The first railway tunnel in Canada ran from the docks on the St. Lawrence Seaway to downtown Brockville, beneath businesses above. In one case, ventilation for the tunnel ran up through the building above and was hidden as a bank of chimneys on the building’s roof. Though the narrow tunnel has long since finished serving its use, it was recently rehabbed into this fascinating community focus. LED light strips along the walls shift through rainbow colors and pass red blocks of light down the corridor to simulate the passage of a train.
Joining the St. Lawrence
Visiting nearby Canada means looking at a mirror-version of the United States, reflected across the border. Like looking in a mirror, everything is still recognizable. Up is still up. Down is still down. But the brands and the metric units and the nationalism is different. Does looking in the reflection of Ottawa in the Shaw Centre reverse the transformation?
An added bonus: this is technically a self-portrait, with my tiny self down in the foreground.
Capital and Canal
Visiting Ottawa often means a visit to the surreal and somewhat overwhelming Château Laurier. The outside of the hotel, I’ve noted previously, is pretty impressive; the interior doesn’t disappoint, either. For all the polished-floor touches and deep wood paneling, I find the most charming (and perhaps old-school Canadian) feature of the scene is the portrait of Winston Churchill.
Icicles, or Almost Canada
Dotting the road to Ogdensburg’s bridge to Canada are tiny, abandoned houses like this one. It’s rather charming, and just a bit sad, but mostly it reminds me of Neal Stephenson’s Anathem, and the obversations that a society can retreat from the frontiers and back into the cities over time. Sprawl and civilization are not inevitable.
Wandering around Ottawa’s Parliament Hill, I kept waiting to find a security checkpoint and guards with assault rifles; I guess I never got far enough before I had to swing back to my chemistry conference. The combination of Gothic architecture with the modern buildings of Ottawa’s skyline, and with the tiny technotouches of modern security systems, made for a delightful combination. This is our science-fiction present, I suppose.
The heart of Ottawa clusters Neo-Gothic architecture around Parliament Hill and the canal. Whether hosting a Lupin-III-esque heist or serving as the perfect setting for a James-Bondian escape scene, it’s hard to shake the imagined adventures of speed boats and thugs on motorcycles negotiating the steps of the lock system
Canadian Death Star

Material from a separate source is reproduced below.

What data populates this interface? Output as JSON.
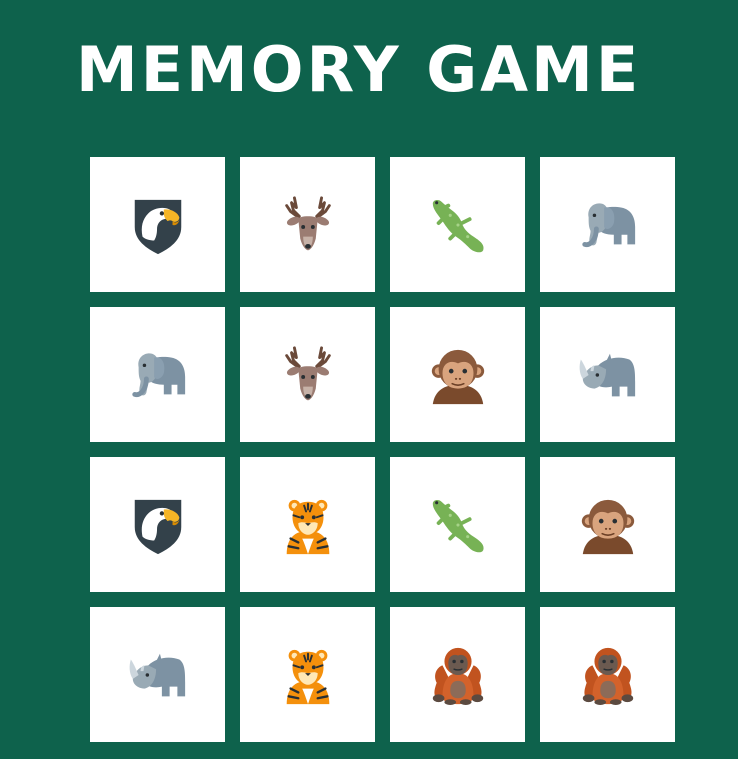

The Ottawa Convention Centre’s fantastical facade of fenestration is a lovely example of the way a pattern of triangles can be assembled to form all sorts of other surfaces with complicated geometries. From the standpoint of symmetry and group theory, it’s quite elegant; from the standpoint of a passer-by on the street, it seems a bit sinister.